http://www.youtube.com/watch?v=TuVAymeS4lI&feature=related

One of today's recipients of the Presidential Medal of Freedom was Sylvia Mendez, a woman who first stepped into the civil rights movement when she was a young schoolgirl in Orange County. Mendez, who lives in Fullerton, was the child behind the landmark 1945 case known as Mendez v. Westminster, which challenged school segregation in California.

The decision in 1947 by the 9th U.S. Circuit Court of Appeals signaled the end of school segregation in the state, setting a precedent for Brown v. Board of Education seven years later. A story in the Orange County Register described the conditions that prompted Mendez's parents to file suit:

Mendez was just 8 years old when her parents, Gonzalo and Felicitas Mendez, sued Westminster School District for turning their children away from an all-white school.

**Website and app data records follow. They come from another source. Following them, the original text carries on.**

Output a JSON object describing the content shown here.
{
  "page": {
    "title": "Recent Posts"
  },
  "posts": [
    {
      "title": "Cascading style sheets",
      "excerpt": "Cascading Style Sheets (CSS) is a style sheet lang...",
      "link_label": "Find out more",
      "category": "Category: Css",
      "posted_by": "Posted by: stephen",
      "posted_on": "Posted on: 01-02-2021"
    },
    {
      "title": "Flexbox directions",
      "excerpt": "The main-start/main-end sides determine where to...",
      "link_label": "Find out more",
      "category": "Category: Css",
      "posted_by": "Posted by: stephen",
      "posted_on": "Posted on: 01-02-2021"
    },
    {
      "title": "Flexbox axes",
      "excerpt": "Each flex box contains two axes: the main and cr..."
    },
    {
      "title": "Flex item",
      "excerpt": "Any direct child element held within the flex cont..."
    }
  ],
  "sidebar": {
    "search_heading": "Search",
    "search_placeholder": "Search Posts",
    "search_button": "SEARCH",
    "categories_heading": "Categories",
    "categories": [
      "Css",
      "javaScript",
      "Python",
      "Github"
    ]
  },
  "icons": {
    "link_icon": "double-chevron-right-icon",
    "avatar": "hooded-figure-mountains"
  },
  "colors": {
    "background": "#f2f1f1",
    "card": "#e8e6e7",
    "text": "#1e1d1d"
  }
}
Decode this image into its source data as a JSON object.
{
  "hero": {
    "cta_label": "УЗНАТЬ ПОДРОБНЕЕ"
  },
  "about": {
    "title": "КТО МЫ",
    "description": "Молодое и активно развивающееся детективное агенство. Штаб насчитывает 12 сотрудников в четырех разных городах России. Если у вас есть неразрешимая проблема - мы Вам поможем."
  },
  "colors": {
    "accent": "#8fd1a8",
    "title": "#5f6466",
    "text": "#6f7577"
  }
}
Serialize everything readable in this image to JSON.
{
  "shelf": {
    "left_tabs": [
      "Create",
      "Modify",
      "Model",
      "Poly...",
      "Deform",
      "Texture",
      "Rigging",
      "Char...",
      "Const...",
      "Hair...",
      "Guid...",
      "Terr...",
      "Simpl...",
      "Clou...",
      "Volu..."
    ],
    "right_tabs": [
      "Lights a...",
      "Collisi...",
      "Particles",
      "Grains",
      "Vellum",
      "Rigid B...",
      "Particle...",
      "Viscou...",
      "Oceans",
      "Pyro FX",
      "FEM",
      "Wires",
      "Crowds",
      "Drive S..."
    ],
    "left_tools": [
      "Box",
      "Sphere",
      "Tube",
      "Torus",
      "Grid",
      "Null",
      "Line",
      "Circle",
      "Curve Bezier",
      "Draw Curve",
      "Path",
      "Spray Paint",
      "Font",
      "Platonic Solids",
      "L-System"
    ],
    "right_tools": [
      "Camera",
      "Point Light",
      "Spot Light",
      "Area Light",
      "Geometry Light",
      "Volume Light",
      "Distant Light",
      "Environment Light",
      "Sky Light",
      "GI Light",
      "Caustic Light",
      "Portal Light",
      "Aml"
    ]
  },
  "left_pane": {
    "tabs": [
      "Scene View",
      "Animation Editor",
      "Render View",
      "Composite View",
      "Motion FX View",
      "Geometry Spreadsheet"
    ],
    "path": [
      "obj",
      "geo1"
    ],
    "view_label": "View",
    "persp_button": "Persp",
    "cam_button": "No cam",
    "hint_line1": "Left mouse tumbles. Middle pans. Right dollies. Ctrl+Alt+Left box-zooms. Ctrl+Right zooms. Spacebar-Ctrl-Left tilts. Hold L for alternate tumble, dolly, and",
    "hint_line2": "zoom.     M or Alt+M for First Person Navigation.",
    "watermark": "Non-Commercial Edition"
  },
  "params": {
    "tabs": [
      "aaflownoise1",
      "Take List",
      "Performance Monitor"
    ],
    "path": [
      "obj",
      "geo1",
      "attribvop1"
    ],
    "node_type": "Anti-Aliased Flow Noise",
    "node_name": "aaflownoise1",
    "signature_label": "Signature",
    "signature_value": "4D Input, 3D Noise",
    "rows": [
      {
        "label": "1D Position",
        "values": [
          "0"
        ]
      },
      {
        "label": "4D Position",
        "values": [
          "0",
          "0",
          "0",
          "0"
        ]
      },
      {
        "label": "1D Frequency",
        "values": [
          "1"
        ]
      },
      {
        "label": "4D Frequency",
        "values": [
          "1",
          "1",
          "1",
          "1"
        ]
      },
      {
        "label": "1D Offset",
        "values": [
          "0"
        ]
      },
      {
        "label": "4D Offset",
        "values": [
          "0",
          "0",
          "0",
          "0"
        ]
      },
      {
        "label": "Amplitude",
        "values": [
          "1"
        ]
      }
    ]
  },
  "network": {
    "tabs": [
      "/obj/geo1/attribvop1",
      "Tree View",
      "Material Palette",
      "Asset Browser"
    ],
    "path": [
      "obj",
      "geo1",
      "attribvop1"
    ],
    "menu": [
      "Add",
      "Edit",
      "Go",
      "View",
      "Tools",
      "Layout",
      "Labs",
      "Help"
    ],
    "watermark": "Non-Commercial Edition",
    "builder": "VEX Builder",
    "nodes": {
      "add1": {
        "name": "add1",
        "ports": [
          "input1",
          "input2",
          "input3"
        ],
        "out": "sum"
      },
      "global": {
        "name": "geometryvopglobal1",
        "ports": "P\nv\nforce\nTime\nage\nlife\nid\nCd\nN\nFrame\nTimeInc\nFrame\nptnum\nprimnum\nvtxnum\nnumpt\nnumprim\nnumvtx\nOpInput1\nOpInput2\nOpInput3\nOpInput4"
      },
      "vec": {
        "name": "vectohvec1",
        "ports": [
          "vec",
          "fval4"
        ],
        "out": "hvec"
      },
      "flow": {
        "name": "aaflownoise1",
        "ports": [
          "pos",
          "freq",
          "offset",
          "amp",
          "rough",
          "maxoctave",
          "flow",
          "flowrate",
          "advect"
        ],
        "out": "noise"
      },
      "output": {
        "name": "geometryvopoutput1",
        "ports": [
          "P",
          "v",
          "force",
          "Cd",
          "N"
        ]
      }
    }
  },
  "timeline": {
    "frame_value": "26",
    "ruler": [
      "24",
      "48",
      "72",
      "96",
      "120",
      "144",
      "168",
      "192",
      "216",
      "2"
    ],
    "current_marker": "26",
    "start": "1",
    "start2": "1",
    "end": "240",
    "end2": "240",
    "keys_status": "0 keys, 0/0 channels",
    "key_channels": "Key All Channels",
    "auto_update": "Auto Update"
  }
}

The children were sent instead to the “Mexican” school, a two-room wooden shack with worn, wobbly desks and chairs, and tattered textbooks – hand-me-downs from other campuses.


In the 2008 video above, Mendez shares her experience during a visit to the University of Georgia. The Medal of Freedom is the nation's highest civilian honor.